Oh! Woe is she, to be born merely superhuman in a world of giants! Oh! Her tragedy, a hero in a time that does not need one! Oh, that she had wandered so far, from the frost-cracked cliffs of the Tibetan plateaü, across the Bering Bridge to the fired overgrowns of the Americas, only to find that the one city worth a damn was long beyond saving. Worse! It was beyond beyond saving. Saving was no longer a term that could be applied to the situation in Formerly-Known-As New York City. The standardized tragic/comedic absolutes of rigorous morality that Buddha could feel humming through the universe in her very bones — they said nothing about the Teslas and even less about the decadent jumpers. The entire city had been stolen from God, and now that she was here she was too weak to do anything about it. The whole danged picture made her want to cry, and she did, plopping down against the side of a building with window-rattling force.
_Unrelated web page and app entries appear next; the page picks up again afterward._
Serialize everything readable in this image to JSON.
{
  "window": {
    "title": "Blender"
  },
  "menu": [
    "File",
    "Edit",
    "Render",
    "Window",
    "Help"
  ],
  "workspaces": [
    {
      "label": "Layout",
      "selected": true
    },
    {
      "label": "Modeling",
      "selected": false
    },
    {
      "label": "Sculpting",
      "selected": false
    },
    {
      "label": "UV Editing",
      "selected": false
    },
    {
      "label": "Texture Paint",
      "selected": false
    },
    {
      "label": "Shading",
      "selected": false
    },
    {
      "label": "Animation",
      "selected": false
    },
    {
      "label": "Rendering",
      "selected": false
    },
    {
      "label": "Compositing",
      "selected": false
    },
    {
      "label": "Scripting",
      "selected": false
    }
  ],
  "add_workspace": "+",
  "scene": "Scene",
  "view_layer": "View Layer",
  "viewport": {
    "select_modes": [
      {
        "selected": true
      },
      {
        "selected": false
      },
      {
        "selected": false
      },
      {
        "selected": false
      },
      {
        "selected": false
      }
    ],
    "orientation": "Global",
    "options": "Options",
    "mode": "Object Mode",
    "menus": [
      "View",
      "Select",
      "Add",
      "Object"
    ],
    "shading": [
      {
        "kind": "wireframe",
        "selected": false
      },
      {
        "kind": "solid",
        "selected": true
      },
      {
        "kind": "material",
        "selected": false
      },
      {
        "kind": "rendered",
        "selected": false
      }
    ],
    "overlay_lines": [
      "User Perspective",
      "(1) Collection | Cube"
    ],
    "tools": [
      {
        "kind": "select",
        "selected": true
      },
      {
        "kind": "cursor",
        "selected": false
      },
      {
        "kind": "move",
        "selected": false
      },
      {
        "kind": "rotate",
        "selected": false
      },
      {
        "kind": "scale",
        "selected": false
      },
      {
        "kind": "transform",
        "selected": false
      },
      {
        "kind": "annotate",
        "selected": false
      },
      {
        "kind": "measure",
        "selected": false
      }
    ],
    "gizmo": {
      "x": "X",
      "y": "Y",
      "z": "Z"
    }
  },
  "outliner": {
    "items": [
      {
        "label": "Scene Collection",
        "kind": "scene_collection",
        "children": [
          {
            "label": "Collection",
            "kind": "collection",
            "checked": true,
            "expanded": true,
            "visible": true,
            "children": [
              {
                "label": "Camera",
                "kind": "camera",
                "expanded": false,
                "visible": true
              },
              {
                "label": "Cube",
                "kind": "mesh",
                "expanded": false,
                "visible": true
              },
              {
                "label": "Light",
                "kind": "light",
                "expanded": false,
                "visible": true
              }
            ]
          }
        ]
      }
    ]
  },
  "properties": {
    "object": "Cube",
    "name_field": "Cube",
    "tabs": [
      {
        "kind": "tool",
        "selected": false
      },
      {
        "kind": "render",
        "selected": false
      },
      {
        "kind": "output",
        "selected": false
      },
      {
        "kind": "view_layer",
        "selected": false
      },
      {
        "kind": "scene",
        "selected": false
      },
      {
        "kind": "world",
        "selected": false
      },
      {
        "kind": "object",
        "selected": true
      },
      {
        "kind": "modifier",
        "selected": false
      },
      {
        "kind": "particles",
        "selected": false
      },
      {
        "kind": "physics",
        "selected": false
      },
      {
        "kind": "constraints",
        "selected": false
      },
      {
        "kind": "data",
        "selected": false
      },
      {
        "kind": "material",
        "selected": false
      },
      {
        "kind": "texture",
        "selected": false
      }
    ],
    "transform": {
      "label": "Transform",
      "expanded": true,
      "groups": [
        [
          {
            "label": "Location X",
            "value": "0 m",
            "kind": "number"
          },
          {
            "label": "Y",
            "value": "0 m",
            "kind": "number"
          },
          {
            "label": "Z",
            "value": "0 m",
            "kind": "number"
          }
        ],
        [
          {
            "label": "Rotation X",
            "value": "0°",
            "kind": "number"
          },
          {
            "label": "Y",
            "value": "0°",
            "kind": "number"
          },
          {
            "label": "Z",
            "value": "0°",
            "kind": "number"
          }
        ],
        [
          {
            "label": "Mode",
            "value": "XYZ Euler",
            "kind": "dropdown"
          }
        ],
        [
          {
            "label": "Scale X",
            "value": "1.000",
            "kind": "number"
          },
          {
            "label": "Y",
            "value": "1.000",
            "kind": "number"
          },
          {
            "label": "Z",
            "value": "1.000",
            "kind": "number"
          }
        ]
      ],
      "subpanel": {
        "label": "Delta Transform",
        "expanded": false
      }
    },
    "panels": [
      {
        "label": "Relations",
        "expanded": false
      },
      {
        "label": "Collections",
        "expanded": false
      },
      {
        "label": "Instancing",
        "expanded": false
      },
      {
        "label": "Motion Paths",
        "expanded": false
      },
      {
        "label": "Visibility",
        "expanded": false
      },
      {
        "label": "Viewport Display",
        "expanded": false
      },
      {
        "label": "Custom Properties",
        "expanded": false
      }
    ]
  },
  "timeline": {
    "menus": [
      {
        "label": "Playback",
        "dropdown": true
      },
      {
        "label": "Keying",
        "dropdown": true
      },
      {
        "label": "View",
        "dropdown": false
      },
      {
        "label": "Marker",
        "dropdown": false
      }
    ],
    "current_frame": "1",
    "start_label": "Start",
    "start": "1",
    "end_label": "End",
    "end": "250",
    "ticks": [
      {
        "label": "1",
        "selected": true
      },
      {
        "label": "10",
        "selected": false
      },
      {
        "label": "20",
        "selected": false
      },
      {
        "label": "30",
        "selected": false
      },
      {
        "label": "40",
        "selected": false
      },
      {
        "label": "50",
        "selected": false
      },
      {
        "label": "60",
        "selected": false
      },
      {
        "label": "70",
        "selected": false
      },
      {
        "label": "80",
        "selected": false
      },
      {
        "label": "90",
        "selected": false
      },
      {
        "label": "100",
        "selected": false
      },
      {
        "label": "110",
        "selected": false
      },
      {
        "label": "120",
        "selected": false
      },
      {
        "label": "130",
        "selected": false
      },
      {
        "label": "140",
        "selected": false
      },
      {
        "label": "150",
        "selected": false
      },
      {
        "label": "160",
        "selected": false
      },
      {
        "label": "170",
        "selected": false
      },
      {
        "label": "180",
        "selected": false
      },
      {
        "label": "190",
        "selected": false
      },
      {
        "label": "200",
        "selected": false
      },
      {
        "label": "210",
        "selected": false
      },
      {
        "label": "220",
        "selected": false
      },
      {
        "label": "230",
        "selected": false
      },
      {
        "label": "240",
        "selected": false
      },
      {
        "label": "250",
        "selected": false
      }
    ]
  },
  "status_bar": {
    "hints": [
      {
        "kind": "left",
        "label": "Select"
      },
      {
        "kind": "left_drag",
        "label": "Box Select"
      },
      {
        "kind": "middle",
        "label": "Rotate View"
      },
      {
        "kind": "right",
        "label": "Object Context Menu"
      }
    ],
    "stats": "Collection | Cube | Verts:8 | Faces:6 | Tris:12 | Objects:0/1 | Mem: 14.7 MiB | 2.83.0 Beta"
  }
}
She looked a picture in her crimson robes, diamond-clear tears glistening, inching down her perfect cheeks. Buddha did not know why she had chosen this moment, out of her whole journey, to finally break down, but as the rain started to fall, hissing futilely against her invincible skin, she felt that the decision was aptly timed and appropriate.
The world’s saddest superhero leaned her head back and stared up through the sulfured drops at the greenish glowing sky. The scrape loomed huge around her with mirrored windows. Millions of people once lived and worked in those buildings, she knew; perhaps they still did, in some mindless, electropocalyptic way.
A flash, clank-clank and muted crash: two things with figures of men soared across the canyon gap from scrape to scrape. Perched now some hundreds feet right above her head, she watched them trade train-wreck blows and shake off cannon blasts. Then a deft maneuver, so deft, and the one had the other from behind, pulling the head off with a skrrrack! The head, several meters wide, crashed to her feet, and inside she heard a groan.
“So stupid, to keep the man in the head,” she muttered, picking up the squarish noggin by its metal nostrils and giving the thing a shake. A muffled squawk issued from within.
It seemed like a good idea at the time, so she spun twice like a discus thrower and launched the giant head into the bland and empty storefront across the street. Moments later a dozen pairs of hands appeared around the rubble and slowly pulled it inwards, fierce fanged face fading into the Tesla-run gloom.
The experience cheered her up considerably. Maybe I can’t save it, she thought, but maybe this town won’t be so bad.
That was all three years ago. A year later she opened her detective agency.